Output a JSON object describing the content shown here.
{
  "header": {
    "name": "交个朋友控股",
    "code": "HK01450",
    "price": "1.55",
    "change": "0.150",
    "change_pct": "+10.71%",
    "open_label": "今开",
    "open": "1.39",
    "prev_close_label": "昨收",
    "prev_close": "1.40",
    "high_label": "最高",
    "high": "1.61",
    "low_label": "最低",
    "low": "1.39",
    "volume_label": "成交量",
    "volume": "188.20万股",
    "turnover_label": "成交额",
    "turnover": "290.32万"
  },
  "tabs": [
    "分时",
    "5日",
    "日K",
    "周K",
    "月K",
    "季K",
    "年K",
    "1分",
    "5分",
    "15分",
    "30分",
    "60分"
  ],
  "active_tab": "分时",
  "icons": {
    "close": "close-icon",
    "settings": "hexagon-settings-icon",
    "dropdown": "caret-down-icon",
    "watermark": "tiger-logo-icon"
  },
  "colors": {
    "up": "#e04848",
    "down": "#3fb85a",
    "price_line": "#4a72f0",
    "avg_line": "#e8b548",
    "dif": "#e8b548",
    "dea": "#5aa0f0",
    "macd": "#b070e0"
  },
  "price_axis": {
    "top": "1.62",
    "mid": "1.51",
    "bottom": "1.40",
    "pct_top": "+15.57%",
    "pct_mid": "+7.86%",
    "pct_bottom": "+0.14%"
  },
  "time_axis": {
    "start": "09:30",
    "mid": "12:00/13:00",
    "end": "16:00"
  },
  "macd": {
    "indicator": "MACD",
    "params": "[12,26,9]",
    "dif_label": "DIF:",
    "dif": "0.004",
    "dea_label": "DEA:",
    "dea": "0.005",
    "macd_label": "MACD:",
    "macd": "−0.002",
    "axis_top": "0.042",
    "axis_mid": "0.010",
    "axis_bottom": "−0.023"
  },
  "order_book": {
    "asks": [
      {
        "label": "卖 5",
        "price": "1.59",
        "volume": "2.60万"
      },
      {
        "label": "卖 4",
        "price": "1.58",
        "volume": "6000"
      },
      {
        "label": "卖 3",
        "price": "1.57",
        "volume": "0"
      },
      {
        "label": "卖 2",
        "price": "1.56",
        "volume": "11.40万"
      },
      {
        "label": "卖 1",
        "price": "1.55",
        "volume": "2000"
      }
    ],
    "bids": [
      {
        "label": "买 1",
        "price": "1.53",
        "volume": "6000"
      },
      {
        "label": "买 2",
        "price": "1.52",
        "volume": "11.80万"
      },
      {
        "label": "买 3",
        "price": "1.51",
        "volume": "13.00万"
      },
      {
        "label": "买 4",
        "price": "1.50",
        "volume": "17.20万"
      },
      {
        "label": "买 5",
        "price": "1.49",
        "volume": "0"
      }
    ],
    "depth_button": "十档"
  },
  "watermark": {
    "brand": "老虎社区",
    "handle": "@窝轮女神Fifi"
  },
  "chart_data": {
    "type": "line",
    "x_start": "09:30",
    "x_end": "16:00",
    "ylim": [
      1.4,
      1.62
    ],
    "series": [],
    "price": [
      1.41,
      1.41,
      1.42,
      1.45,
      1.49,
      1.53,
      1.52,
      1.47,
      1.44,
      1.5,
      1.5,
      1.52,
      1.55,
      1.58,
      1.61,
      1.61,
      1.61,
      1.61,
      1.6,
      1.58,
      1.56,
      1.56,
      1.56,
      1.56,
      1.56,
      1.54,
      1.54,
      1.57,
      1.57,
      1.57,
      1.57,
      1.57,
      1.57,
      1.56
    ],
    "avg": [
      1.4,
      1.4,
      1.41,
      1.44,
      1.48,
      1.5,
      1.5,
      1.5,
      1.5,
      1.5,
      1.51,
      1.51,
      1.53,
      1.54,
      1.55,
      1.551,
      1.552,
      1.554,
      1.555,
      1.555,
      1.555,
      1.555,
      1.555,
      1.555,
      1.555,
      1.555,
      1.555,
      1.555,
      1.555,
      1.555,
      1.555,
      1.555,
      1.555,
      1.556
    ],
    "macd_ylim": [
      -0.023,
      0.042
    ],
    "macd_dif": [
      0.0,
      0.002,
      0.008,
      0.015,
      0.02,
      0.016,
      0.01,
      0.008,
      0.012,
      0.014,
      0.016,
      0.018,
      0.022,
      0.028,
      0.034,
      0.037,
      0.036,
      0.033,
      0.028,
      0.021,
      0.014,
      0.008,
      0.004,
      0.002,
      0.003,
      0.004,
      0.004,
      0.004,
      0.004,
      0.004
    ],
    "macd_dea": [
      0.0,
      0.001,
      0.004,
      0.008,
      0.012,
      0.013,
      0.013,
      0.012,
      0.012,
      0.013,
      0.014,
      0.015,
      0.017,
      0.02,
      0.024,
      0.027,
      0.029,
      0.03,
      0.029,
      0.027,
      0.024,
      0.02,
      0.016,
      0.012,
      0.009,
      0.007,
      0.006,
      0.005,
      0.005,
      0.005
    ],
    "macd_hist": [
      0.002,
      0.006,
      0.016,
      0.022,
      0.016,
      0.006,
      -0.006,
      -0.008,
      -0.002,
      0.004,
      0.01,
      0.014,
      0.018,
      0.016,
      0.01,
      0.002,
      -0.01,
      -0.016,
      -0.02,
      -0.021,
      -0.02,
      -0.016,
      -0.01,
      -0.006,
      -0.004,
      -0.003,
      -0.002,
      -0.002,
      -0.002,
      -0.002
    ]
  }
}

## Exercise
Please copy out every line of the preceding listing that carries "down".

## Written response
    "dropdown": "caret-down-icon",
    "down": "#3fb85a",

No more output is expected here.